■ Data supplied
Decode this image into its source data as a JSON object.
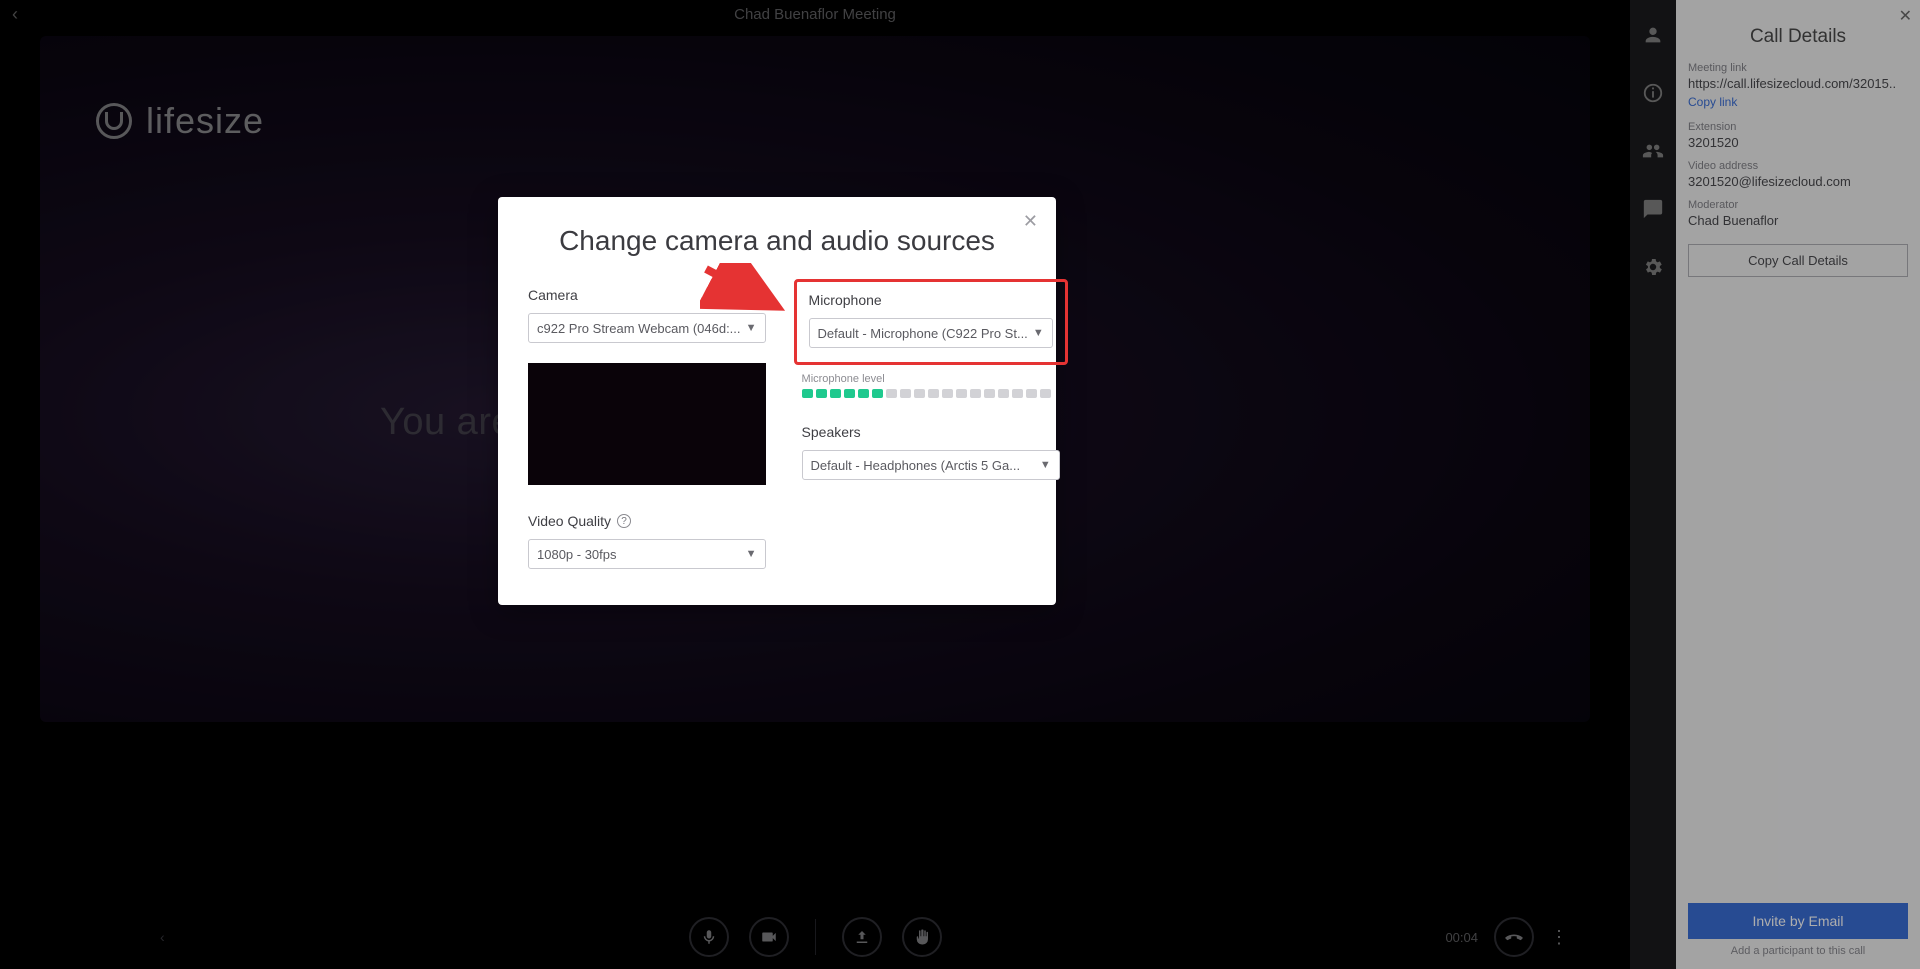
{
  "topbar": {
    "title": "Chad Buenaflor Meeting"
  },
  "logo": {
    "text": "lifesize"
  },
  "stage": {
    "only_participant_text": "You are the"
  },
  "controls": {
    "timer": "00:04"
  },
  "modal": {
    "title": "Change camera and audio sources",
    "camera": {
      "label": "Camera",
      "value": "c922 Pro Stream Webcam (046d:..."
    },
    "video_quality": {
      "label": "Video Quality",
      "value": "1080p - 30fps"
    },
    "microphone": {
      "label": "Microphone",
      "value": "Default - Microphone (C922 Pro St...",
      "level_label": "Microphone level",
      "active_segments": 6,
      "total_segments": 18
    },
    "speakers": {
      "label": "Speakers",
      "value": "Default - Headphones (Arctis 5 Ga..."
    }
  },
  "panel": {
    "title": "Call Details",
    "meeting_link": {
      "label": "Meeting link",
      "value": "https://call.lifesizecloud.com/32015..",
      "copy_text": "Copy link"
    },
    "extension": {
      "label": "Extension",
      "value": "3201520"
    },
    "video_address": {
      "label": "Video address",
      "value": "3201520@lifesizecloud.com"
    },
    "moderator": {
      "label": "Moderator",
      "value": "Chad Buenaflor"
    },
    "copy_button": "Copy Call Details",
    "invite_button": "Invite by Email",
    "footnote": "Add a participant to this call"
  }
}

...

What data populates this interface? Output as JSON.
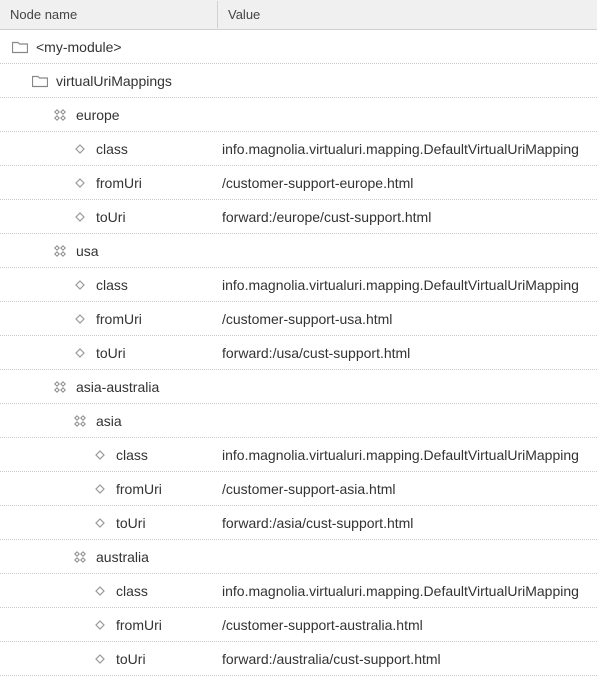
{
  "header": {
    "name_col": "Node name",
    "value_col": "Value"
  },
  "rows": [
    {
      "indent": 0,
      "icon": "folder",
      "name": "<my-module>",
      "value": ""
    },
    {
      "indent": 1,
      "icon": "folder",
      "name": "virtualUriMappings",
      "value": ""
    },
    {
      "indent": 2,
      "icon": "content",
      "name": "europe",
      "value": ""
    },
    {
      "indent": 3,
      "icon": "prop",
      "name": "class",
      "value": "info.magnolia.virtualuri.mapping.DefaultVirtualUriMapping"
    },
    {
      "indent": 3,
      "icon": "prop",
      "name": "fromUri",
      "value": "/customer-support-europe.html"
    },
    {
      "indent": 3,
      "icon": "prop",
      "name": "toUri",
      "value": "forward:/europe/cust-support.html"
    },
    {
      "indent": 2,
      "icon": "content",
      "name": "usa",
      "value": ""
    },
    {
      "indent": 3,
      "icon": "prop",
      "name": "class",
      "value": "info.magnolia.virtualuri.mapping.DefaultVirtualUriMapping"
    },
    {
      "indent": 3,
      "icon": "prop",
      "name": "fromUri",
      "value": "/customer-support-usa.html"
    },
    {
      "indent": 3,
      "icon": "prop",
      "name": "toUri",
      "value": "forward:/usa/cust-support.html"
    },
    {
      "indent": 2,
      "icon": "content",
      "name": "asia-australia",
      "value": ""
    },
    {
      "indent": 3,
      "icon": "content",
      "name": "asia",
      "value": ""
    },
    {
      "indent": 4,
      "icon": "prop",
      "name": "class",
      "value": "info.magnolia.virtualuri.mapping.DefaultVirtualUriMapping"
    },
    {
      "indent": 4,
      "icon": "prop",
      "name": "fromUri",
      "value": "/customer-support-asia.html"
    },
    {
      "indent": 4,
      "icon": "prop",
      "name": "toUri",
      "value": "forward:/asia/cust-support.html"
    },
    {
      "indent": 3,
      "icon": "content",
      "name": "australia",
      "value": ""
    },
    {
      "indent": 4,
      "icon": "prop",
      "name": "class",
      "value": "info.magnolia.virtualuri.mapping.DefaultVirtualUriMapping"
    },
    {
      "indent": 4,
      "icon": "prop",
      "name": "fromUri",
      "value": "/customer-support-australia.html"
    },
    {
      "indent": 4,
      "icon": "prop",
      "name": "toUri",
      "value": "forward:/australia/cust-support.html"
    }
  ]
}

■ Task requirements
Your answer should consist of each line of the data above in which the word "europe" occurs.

■ Solved problem
      "name": "europe",
      "value": "/customer-support-europe.html"
      "value": "forward:/europe/cust-support.html"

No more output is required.